District of Columbia Negligence Laws

Created by FindLaw's team of attorney writers and editors.

The vast majority of injury cases are based on the legal theory of negligence. An individual who fails to act in a reasonable manner -- i.e. he or she should have known better -- and as a result causes an injury to another may be found negligent. When a court rules that the defendant is negligent, he or she is held liable for damages related to the injury. For instance, a distracted driver (perhaps typing out a text message and failing to look at the road ahead) who crashes into another motorist, causing injury, may be held liable for hospital bills, lost wages, damage to their vehicle, and other losses stemming from the negligent act.

Negligence Law in Washington, D.C. at a Glance

Information on how the District of Columbia handles negligence claims is listed in the following chart. See FindLaw's Negligence section for more articles.

Code Section None
Comparative Negligence -
Contributory Negligence-Limit to Plaintiff's Recovery Pure Contributory Negligence: Plaintiff's negligence (even as little as 1%) is a bar to recovery except the liability of common carriers for injuries to employees, when plaintiff's negligence is slight and employer's is gross. See §35-302  
Contribution Among Tortfeasors No
Uniform Act -

Note: State laws are subject to change through the enactment of newly signed legislation, decisions from higher courts, and other means. We strive to ensure the accuracy of these pages, but you also may want to contact a District of Columbia injury law attorney or conduct your own legal research to verify the state law(s) you are researching.

Elements of a Negligence Case

A plaintiff must be able to prove the following five elements in order to collect damages for injuries resulting from the defendant's negligence:

  1. Defendant owed a duty to commit an act or refrain from committing an act
  2. Defendant breached this duty
  3. This breach of duty caused injury to the plaintiff
  4. Defendant's actions (or inactions) were the proximate cause of the injury (the defendant should have known that this action could have caused injuries)
  5. Plaintiff suffered actual damages (i.e., lost wages, hospital bills, suffering, etc.)
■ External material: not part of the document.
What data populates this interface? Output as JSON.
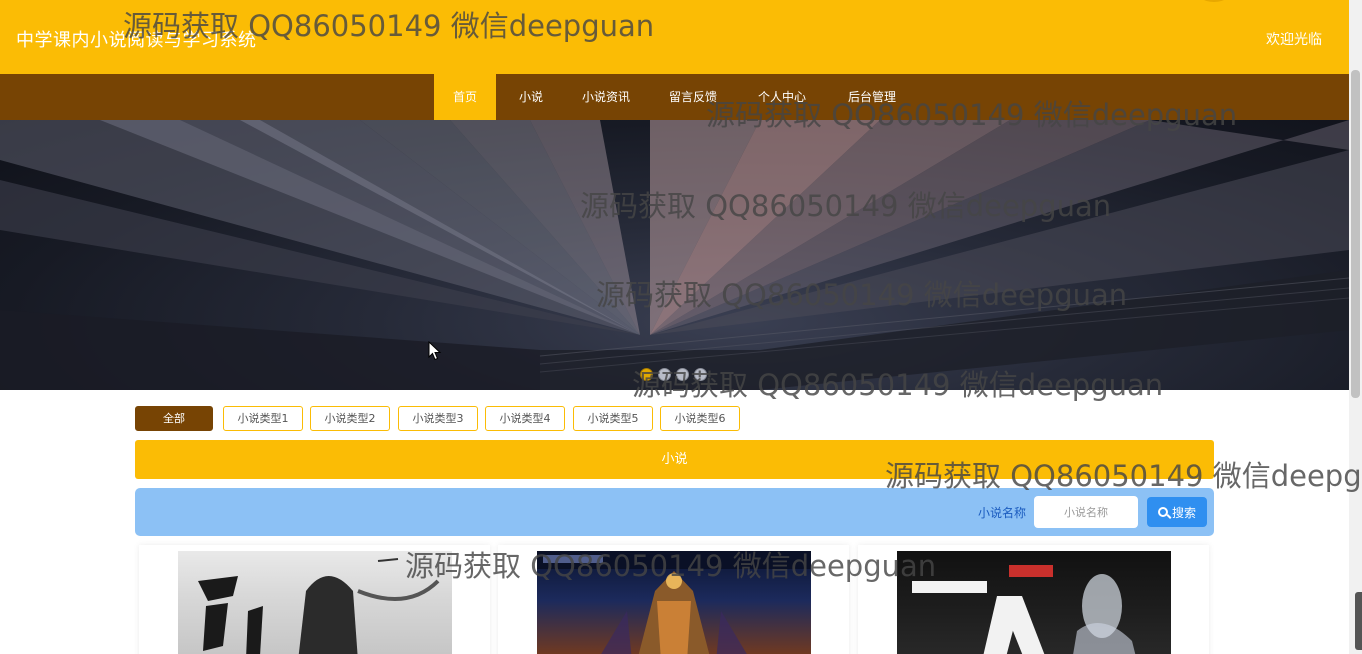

Research the Law

District of Columbia Negligence Law: Related Resources

Next Steps: Search for a Local Attorney

Contact a qualified attorney.